Children, pets, hobbies, or even chores can be distractions when working remotely. Closing a door, hanging a “do not disturb” sign, or wearing headphones are ways to eliminate distractions. Boundaries need to be established if others will also be home while you work.
5. Stay Connected.
It is easy to feel disconnected or even lonely when working at home. Plan to touch base through video calls or chats with your colleagues or supervisor.
Remember, even though you are working remotely, you are not alone. If you have questions, contact your co-workers and supervisor.
The University of Missouri Human Resources is committed to supporting employees and supervisors in all working arrangements. Teleworking and flexible work arrangements are not new, but because they may be unfamiliar to employees and supervisors who may not have done this before now, please review the following Questions and Answers specific to Telework and Flexible Work Arrangements.
Please find additional information on the following web resource: Telework Human Resources Q&A.
Returning to the Workplace Resources
- Maintain social distancing of 6 feet between individuals
- Maintain that distance in classrooms, corridors, laboratories, studios, recreation areas, common spaces, elevators, stairwells. (Walking past someone within 6 feet in a hallway is not considered an exposure risk.)
- Pay attention to total density of people in a space.
- Configure furnishings to enforce distance. Create six-foot markers for waiting lines and other public spaces.

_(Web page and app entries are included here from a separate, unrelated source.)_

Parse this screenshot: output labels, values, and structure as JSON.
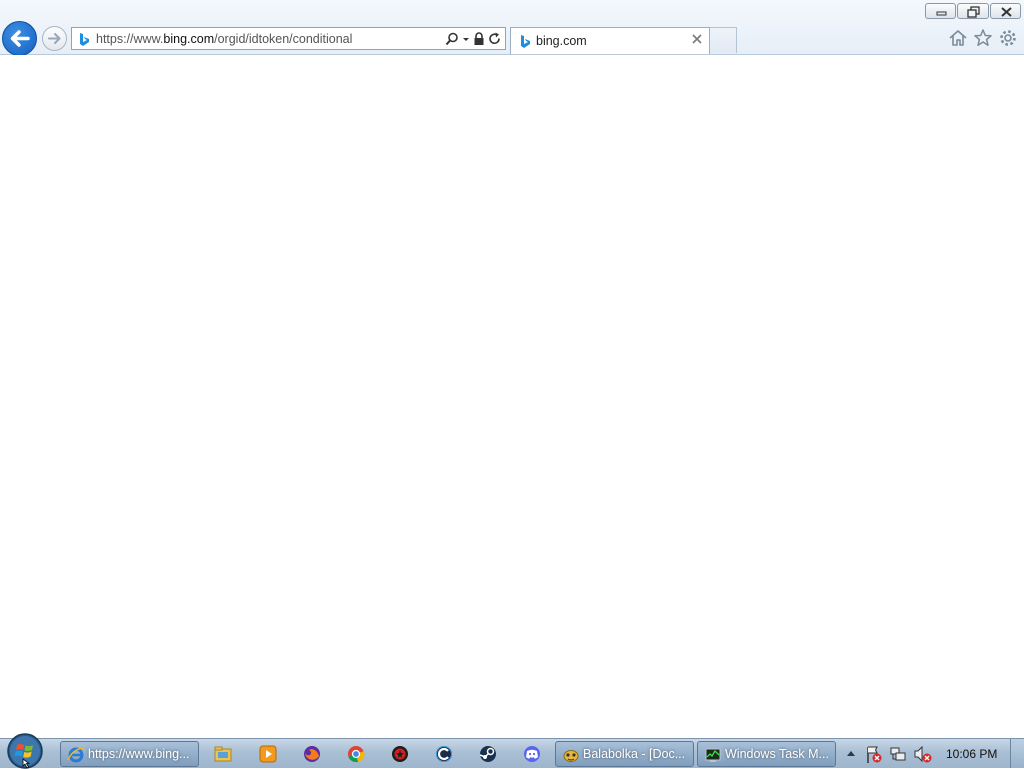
{
  "window": {
    "minimize_icon": "minimize-icon",
    "restore_icon": "restore-icon",
    "close_icon": "close-icon"
  },
  "nav": {
    "back_icon": "back-arrow-icon",
    "forward_icon": "forward-arrow-icon"
  },
  "address_bar": {
    "url_prefix": "https://www.",
    "url_domain": "bing.com",
    "url_path": "/orgid/idtoken/conditional",
    "favicon": "bing-icon",
    "search_icon": "search-icon",
    "dropdown_icon": "dropdown-arrow-icon",
    "lock_icon": "lock-icon",
    "refresh_icon": "refresh-icon"
  },
  "tabs": [
    {
      "label": "bing.com",
      "favicon": "bing-icon",
      "active": true
    }
  ],
  "toolbar": {
    "home_icon": "home-icon",
    "favorites_icon": "star-icon",
    "tools_icon": "gear-icon"
  },
  "taskbar": {
    "start": "windows-start-orb",
    "buttons": [
      {
        "label": "https://www.bing...",
        "icon": "internet-explorer-icon"
      },
      {
        "label": "Balabolka - [Doc...",
        "icon": "balabolka-icon"
      },
      {
        "label": "Windows Task M...",
        "icon": "task-manager-icon"
      }
    ],
    "pinned": [
      "file-explorer-icon",
      "media-player-icon",
      "firefox-icon",
      "chrome-icon",
      "app-red-icon",
      "ccleaner-icon",
      "steam-icon",
      "discord-icon"
    ],
    "tray_icons": [
      "show-hidden-icons-arrow",
      "action-center-icon",
      "network-icon",
      "volume-muted-icon"
    ],
    "clock": "10:06 PM"
  },
  "colors": {
    "ie_blue": "#1a6fd0",
    "bing_blue": "#1e8fe0",
    "taskbar": "#a9bfd4"
  }
}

- Use face coverings when it is not possible to keep a six-foot distance. (CDC guidelines recommend wearing cloth face coverings at other times and individuals may choose to do so.)
- Virtual meetings are preferred. If a meeting must be in-person, it must be in a room that permits attendees to be six feet apart.
- Break rooms/lunch rooms and gathering areas are closed for social gathering. They may be used for food and drink preparation and consumption (one at a time, or multiple people as long as six-foot social distancing can be maintained).
- People should travel to sites with one person per vehicle. If that is not possible, all people involved should wear a cloth face covering and certify they have not exhibited symptoms similar to COVID-19, according to CDC guidelines.
- Hand hygiene: Frequent 20-second handwashing or 60% or more alcohol hand sanitizer
- Wash hands often with soap and water for at least 20 seconds to avoid spreading the virus to others. If soap and water are not readily available, you can use an alcohol-based hand sanitizer that contains 60%-95% alcohol.
- Cover your mouth and nose with a tissue or your sleeve (not your hands) when coughing or sneezing. Wash your hands with soap and water immediately after coughing, sneezing or blowing your nose.
- Appropriate cleaning measures
- Each university is tracking continual cleaning of shared surfaces.
- Individual responsibility for wiping surfaces is needed for shared spaces.
- Self-monitoring of personal health
- Watch for symptoms. (CDC coronavirus symptom self checker)
- Temperature check guidance
- If temperature is 38.0°C (100.4°F) or greater, it is considered positive.
- Before you take your temperature:
- Wait 30 minutes after eating, drinking or exercising.
- Wait at least 6 hours after taking medicines that can lower your temperature, such as acetaminophen, ibuprofen and aspirin.
- Take immediate action/report if symptoms
- Stay home.
- Call health care provider for guidance regarding testing.
- If advised to get coronavirus testing, stay home until results are known.
- If test is negative, follow health care provider advice regarding return to activities.
- If test is positive:
- Stay home
- Wear a face covering around others
- Cooperate with contact tracing by public health officials
- Strictly follow guidance regarding return to class/work
- If you think you’ve had contact with a person identified as testing positive or exhibiting symptoms of COVID-19, please seek advice from your doctor or another health professional and follow their advice. You can contact HR and local campus resources if you need assistance with self-isolation.
Campus-specific precautions are also being taken at all UM System universities and MU Health Care. For specific information on how each are addressing COVID-19 concerns, access the webpages below: